I’d send my cat out there to establish dominance but she’s having none of it. She thinks she’s a human and finds these new creatures fascinating and very intimidating.
- Super Soaker: I don’t want to hurt the cats. I just want them to think of our yard as inhospitable. Most cats hate water.
- Water Scarecrow: Like the super soaker, but there when I’m not.Meighan had success with this one. The only negative is that there will be plants in the garden that I’d rather didn’t get sprayed. I also wonder about having the hose hooked up to it all day long.
- Coyote Urine: The trouble here is that I also have a cat and would like her to have the chance to enjoy the backyard. If it scares off other animals, it will surely scare her, too.
Have you had any successes keeping cats and squirrels out of your garden?
This little rosemary is ‘Blue Boy’ a compact variety that grows into interesting no-work bonsai shapes in a pot. I originally purchased several of these as table decoration and parting gifts for people who attended the Grow Great Grub book launch party back in February. I even took one home myself. And then I lost it. I have absolutely no idea what happened to that plant. It just disappeared. By then I had fallen in love with this little plant, so I bought another.
The plant in this picture is ‘Blue Boy 2: The Sequel” and miracle of miracles it didn’t up and walk away. It even made it here to the new house. So far so good.
As of today it is still outside, up against the house where it gains some warmth from the brick. This is unusual for my part of the world. I always leave my rosemary plants outside until just after a hard frost, but then I bring them in for the winter. I learned this secret to their success on my first trip to Portland, Oregon. I’ve been twice, both times in the month of February when it is cold, wet and blah. Rosemary grows very, very well in Portland. It’s not unusual to see plants that have grown into massive bushes and hedges.
Since those trips I take my cue as to when to bring my rosemary indoors based on how cold and wet it was there. Rosemary does not like how dry and warm it gets inside our homes during the winter months. Keeping them happily hydrated can be a struggle. As long as they seem happy, I try to leave my plants outside until the last possible minute, because once they come indoors it’s a bit of a production to keep them going until spring.
So far fall in Toronto has been relatively mild. I went out this morning after the rain to check on my remaining potted plants that are still outdoors (and shoo away digging squirrels). It felt a lot like Portland on those February trips. Even my calendula is still going and is about to bust out another bloom!
This year I have also been gifted with an unheated sunporch that is doubling as a cold greenhouse. I could put my rosemary in there and be done with it, but I’m keeping this one outside as an experiment to see what I can get away with.
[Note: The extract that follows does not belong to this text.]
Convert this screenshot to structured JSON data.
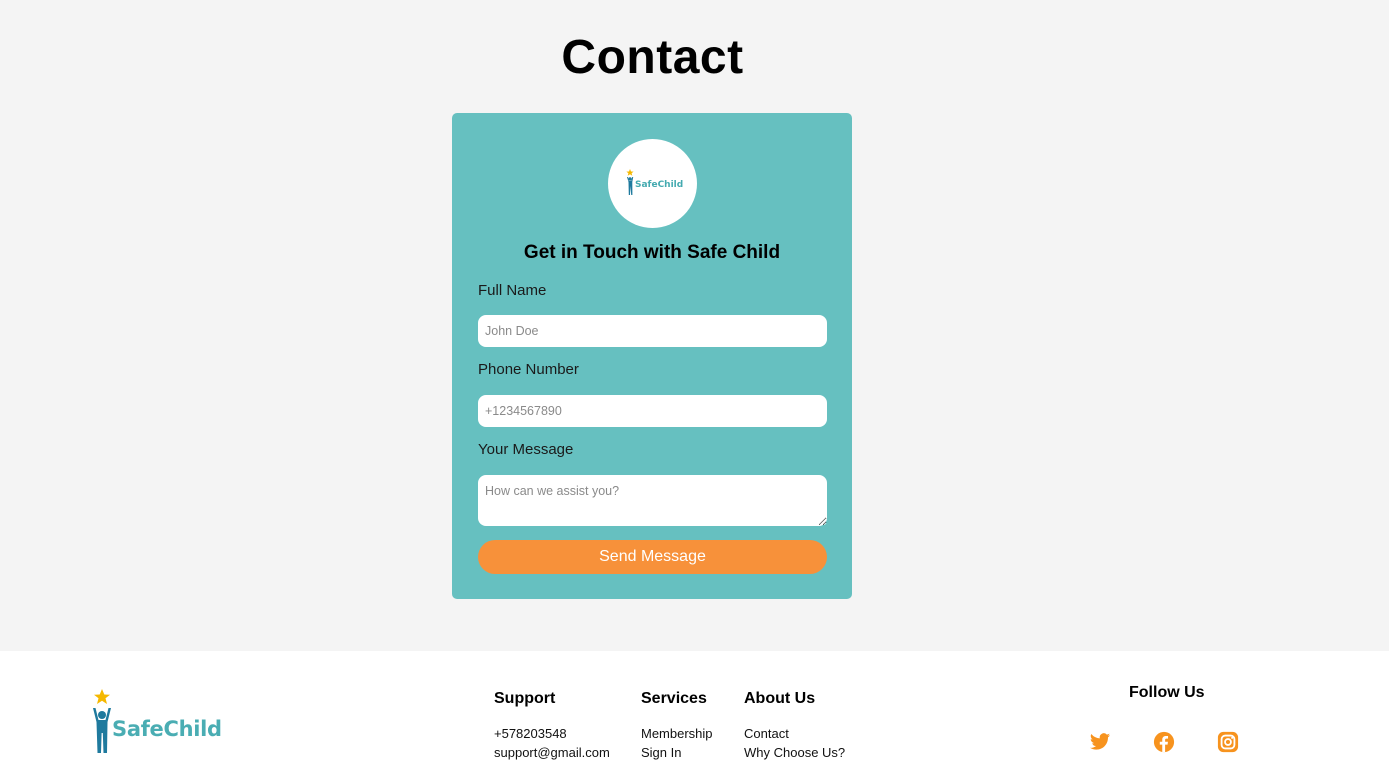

Although, come to think of it, I should be experimenting with the average rosemary plant and keeping the special one in the safer, protected spot.
I think I’ll go do that right now. Things are good right now, but I don’t want to have to go back for ‘Blue Boy 3: The Reckoning’ should the weather take a turn for the worse.
Once again my attempt at Wordless Wednesdays is a complete failure. As I was prepping this image, I realized I could not post it without saying something about these fascinating flowers.
Begonia plants have male and female flowers that carry the reproductive organs on individual flowers. This flower is the female, aka pistillate flower. The yellow part in the center that looks like a twisted up pipe cleaner is called the stigma. It’s the part that receives the pollen. The entire female reproductive system is known as the pistal. In this photo, you can just see the ovaries peaking out from behind the flower.
And so concludes today’s mini botany lesson.